Step by Step
2Painting with criss cross technique
Always start by covering and masking all areas you are not going to paint, so you don’t get paint on unwanted areas. For example, use masking tape to mask mouldings and skirting boards. Then make sure the wall is clean and smooth to get a good final result. For example, if you have holes and imperfections, you should spackle before painting.
You’ll find advice and guidance on how to go about the preparatory work in our step-by-step guide to painting a wall.
After making sure the wall is clean and smooth, you usually need to prime the wall before painting. This depends entirely on the surface you are painting and the type of whitewash you choose. We therefore recommend that you go to your nearest paint retailer for advice before you start.
Painting with criss cross technique
Then it’s time for the actual painting! The purpose of painting with whitewash is to create texture and give the wall a lively feel. The technique therefore differs from traditional wall painting. Instead of painting vertically or horizontally, a so-called criss-cross technique is used (see illustration below), with short brush strokes that go back and forth.
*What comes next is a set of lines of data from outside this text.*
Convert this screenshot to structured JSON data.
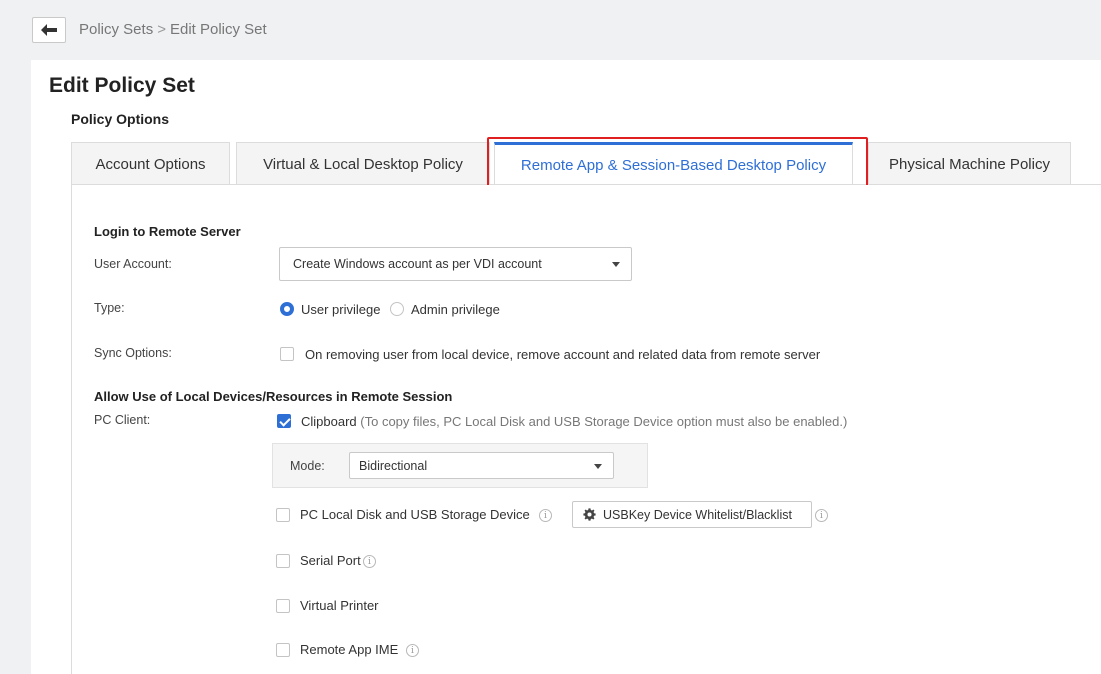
{
  "breadcrumb": {
    "parent": "Policy Sets",
    "separator": ">",
    "current": "Edit Policy Set"
  },
  "page": {
    "title": "Edit Policy Set",
    "section": "Policy Options"
  },
  "tabs": [
    {
      "label": "Account Options"
    },
    {
      "label": "Virtual & Local Desktop Policy"
    },
    {
      "label": "Remote App & Session-Based Desktop Policy"
    },
    {
      "label": "Physical Machine Policy"
    }
  ],
  "active_tab": "Remote App & Session-Based Desktop Policy",
  "login": {
    "heading": "Login to Remote Server",
    "user_account_label": "User Account:",
    "user_account_value": "Create Windows account as per VDI account",
    "type_label": "Type:",
    "type_options": [
      "User privilege",
      "Admin privilege"
    ],
    "type_selected": "User privilege",
    "sync_label": "Sync Options:",
    "sync_option": "On removing user from local device, remove account and related data from remote server",
    "sync_checked": false
  },
  "local_devices": {
    "heading": "Allow Use of Local Devices/Resources in Remote Session",
    "pc_client_label": "PC Client:",
    "clipboard_label": "Clipboard",
    "clipboard_hint": "(To copy files, PC Local Disk and USB Storage Device option must also be enabled.)",
    "clipboard_checked": true,
    "mode_label": "Mode:",
    "mode_value": "Bidirectional",
    "local_disk_label": "PC Local Disk and USB Storage Device",
    "local_disk_checked": false,
    "usbkey_button": "USBKey Device Whitelist/Blacklist",
    "serial_port_label": "Serial Port",
    "virtual_printer_label": "Virtual Printer",
    "remote_ime_label": "Remote App IME"
  },
  "icons": {
    "back": "arrow-left-icon",
    "info": "info-icon",
    "gear": "gear-icon",
    "caret": "caret-down-icon"
  },
  "colors": {
    "accent": "#2e6fd6",
    "highlight": "#e02020"
  }
}
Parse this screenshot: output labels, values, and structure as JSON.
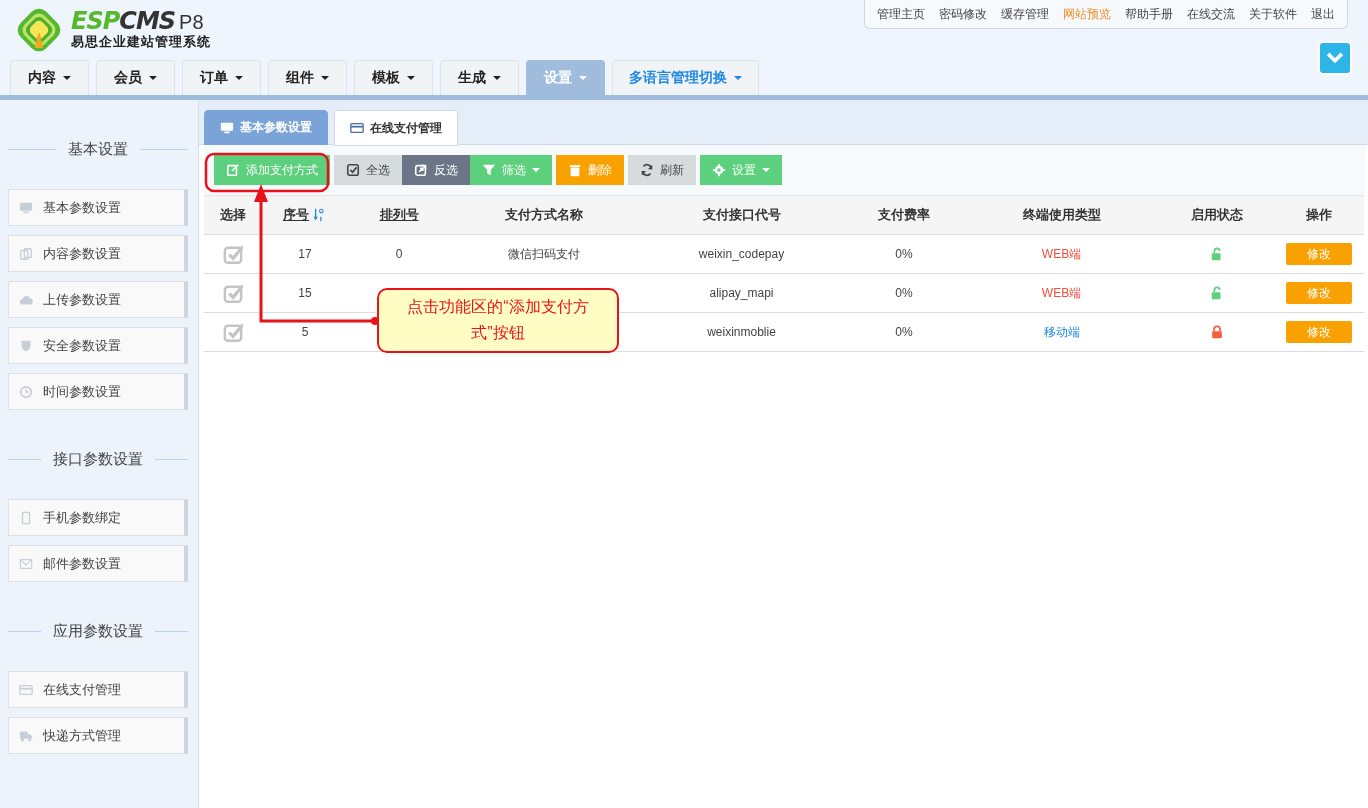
{
  "logo": {
    "brand_parts": [
      {
        "text": "ESP",
        "kind": "accent"
      },
      {
        "text": "CMS",
        "kind": "dark"
      }
    ],
    "version": "P8",
    "subtitle": "易思企业建站管理系统"
  },
  "top_links": [
    {
      "label": "管理主页",
      "highlighted": false
    },
    {
      "label": "密码修改",
      "highlighted": false
    },
    {
      "label": "缓存管理",
      "highlighted": false
    },
    {
      "label": "网站预览",
      "highlighted": true
    },
    {
      "label": "帮助手册",
      "highlighted": false
    },
    {
      "label": "在线交流",
      "highlighted": false
    },
    {
      "label": "关于软件",
      "highlighted": false
    },
    {
      "label": "退出",
      "highlighted": false
    }
  ],
  "nav_tabs": [
    {
      "label": "内容",
      "selected": false,
      "kind": "menu"
    },
    {
      "label": "会员",
      "selected": false,
      "kind": "menu"
    },
    {
      "label": "订单",
      "selected": false,
      "kind": "menu"
    },
    {
      "label": "组件",
      "selected": false,
      "kind": "menu"
    },
    {
      "label": "模板",
      "selected": false,
      "kind": "menu"
    },
    {
      "label": "生成",
      "selected": false,
      "kind": "menu"
    },
    {
      "label": "设置",
      "selected": true,
      "kind": "menu"
    },
    {
      "label": "多语言管理切换",
      "selected": false,
      "kind": "language"
    }
  ],
  "sidebar": {
    "sections": [
      {
        "title": "基本设置",
        "items": [
          {
            "label": "基本参数设置"
          },
          {
            "label": "内容参数设置"
          },
          {
            "label": "上传参数设置"
          },
          {
            "label": "安全参数设置"
          },
          {
            "label": "时间参数设置"
          }
        ]
      },
      {
        "title": "接口参数设置",
        "items": [
          {
            "label": "手机参数绑定"
          },
          {
            "label": "邮件参数设置"
          }
        ]
      },
      {
        "title": "应用参数设置",
        "items": [
          {
            "label": "在线支付管理"
          },
          {
            "label": "快递方式管理"
          }
        ]
      }
    ]
  },
  "content_tabs": [
    {
      "label": "基本参数设置",
      "selected": false
    },
    {
      "label": "在线支付管理",
      "selected": true
    }
  ],
  "toolbar": [
    {
      "label": "添加支付方式",
      "kind": "success",
      "dropdown": false
    },
    {
      "label": "全选",
      "kind": "light",
      "dropdown": false
    },
    {
      "label": "反选",
      "kind": "dark",
      "dropdown": false
    },
    {
      "label": "筛选",
      "kind": "success",
      "dropdown": true
    },
    {
      "label": "删除",
      "kind": "warning",
      "dropdown": false
    },
    {
      "label": "刷新",
      "kind": "light",
      "dropdown": false
    },
    {
      "label": "设置",
      "kind": "success",
      "dropdown": true
    }
  ],
  "table": {
    "columns": [
      {
        "label": "选择",
        "sortable": false,
        "sorted": false
      },
      {
        "label": "序号",
        "sortable": true,
        "sorted": true
      },
      {
        "label": "排列号",
        "sortable": true,
        "sorted": false
      },
      {
        "label": "支付方式名称",
        "sortable": false,
        "sorted": false
      },
      {
        "label": "支付接口代号",
        "sortable": false,
        "sorted": false
      },
      {
        "label": "支付费率",
        "sortable": false,
        "sorted": false
      },
      {
        "label": "终端使用类型",
        "sortable": false,
        "sorted": false
      },
      {
        "label": "启用状态",
        "sortable": false,
        "sorted": false
      },
      {
        "label": "操作",
        "sortable": false,
        "sorted": false
      }
    ],
    "rows": [
      {
        "id": "17",
        "sort": "0",
        "name": "微信扫码支付",
        "code": "weixin_codepay",
        "rate": "0%",
        "terminal": {
          "label": "WEB端",
          "kind": "web"
        },
        "enabled": true,
        "action": "修改"
      },
      {
        "id": "15",
        "code": "alipay_mapi",
        "rate": "0%",
        "terminal": {
          "label": "WEB端",
          "kind": "web"
        },
        "enabled": true,
        "action": "修改"
      },
      {
        "id": "5",
        "code": "weixinmoblie",
        "rate": "0%",
        "terminal": {
          "label": "移动端",
          "kind": "mobile"
        },
        "enabled": false,
        "action": "修改"
      }
    ]
  },
  "callout": {
    "text": "点击功能区的“添加支付方式”按钮"
  }
}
Whitewash is slightly more inert than regular paint and may require a bit more of a brush to work it into the wall. So use a wide, durable, high-quality brush, such as our Platinum angled outdoor brush, which is also ergonomically designed to save your back and wrists.
Rollers are not normally used for whitewash, as the structure may disappear.
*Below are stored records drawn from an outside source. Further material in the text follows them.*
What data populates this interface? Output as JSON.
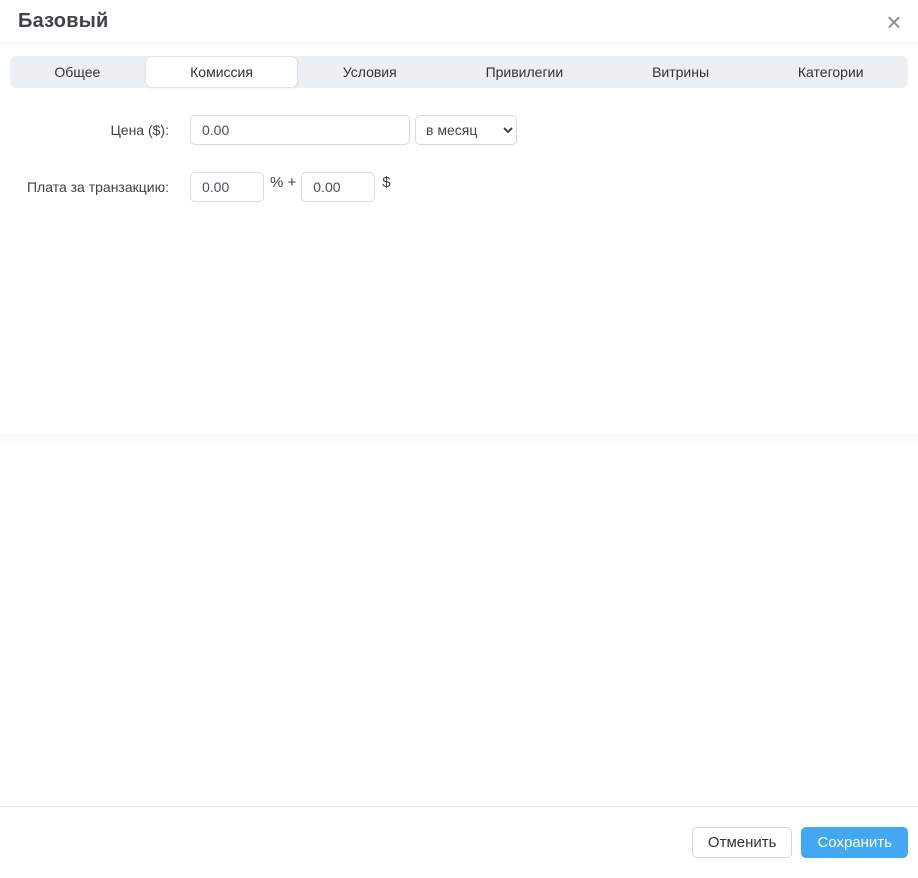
{
  "modal": {
    "title": "Базовый"
  },
  "icons": {
    "close": "×",
    "select_chevron": "⌄"
  },
  "tabs": [
    {
      "label": "Общее"
    },
    {
      "label": "Комиссия"
    },
    {
      "label": "Условия"
    },
    {
      "label": "Привилегии"
    },
    {
      "label": "Витрины"
    },
    {
      "label": "Категории"
    }
  ],
  "active_tab": "Комиссия",
  "form": {
    "price": {
      "label": "Цена ($):",
      "value": "0.00",
      "period_selected": "в месяц"
    },
    "transaction_fee": {
      "label": "Плата за транзакцию:",
      "percent_value": "0.00",
      "percent_suffix": "% +",
      "fixed_value": "0.00",
      "fixed_suffix": "$"
    }
  },
  "footer": {
    "cancel_label": "Отменить",
    "save_label": "Сохранить"
  },
  "colors": {
    "accent": "#42a8f2",
    "tabbar_bg": "#edf0f2",
    "input_border": "#d5dce4",
    "title_text": "#3e4347"
  }
}
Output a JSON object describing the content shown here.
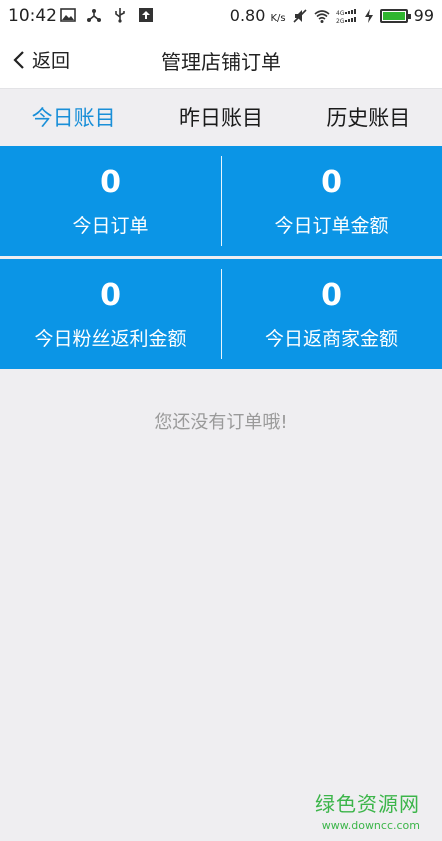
{
  "status_bar": {
    "time": "10:42",
    "speed": "0.80",
    "speed_unit": "K/s",
    "battery": "99"
  },
  "nav": {
    "back_label": "返回",
    "title": "管理店铺订单"
  },
  "tabs": [
    {
      "label": "今日账目",
      "active": true
    },
    {
      "label": "昨日账目",
      "active": false
    },
    {
      "label": "历史账目",
      "active": false
    }
  ],
  "stats": [
    {
      "value": "0",
      "label": "今日订单"
    },
    {
      "value": "0",
      "label": "今日订单金额"
    },
    {
      "value": "0",
      "label": "今日粉丝返利金额"
    },
    {
      "value": "0",
      "label": "今日返商家金额"
    }
  ],
  "empty_message": "您还没有订单哦!",
  "watermark": {
    "text": "绿色资源网",
    "url": "www.downcc.com"
  },
  "colors": {
    "accent": "#1a8fd8",
    "stat_bg": "#0b95e6",
    "page_bg": "#efeef1"
  }
}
Turn down the effect
Do you want a calmer and more gentle effect? Instead, work with longer brush strokes criss-cross. You decide how big the effect will be, which is a big advantage of whitewash.
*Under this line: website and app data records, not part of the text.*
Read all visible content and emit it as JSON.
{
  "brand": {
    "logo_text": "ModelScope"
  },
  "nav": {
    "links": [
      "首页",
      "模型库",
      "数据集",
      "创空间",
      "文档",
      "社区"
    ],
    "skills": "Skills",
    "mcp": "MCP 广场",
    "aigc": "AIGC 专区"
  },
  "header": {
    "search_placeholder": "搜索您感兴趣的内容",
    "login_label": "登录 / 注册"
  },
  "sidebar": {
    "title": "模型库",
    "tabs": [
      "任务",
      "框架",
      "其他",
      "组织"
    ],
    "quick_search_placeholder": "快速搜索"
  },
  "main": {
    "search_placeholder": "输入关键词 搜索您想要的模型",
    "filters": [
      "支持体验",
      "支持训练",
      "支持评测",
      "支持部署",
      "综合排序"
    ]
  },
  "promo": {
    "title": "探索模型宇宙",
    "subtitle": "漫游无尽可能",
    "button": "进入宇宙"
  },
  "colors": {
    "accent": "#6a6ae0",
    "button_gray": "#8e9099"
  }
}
Think about!If you are painting with whitewash in areas where there is a risk of splashing, such as the kitchen or bathroom, remember to finish with a sealer to protect your wall.
Wet in wet
Make sure you keep painting wet on wet, so that each new brush stroke overlaps the previous one before it has time to dry. Make sure you finish painting the whole wall before you take a break, otherwise you can easily get edges and visible overlaps.
Photo: Björn Ceder / ny_studio. Styling: Johanna Pilfalk.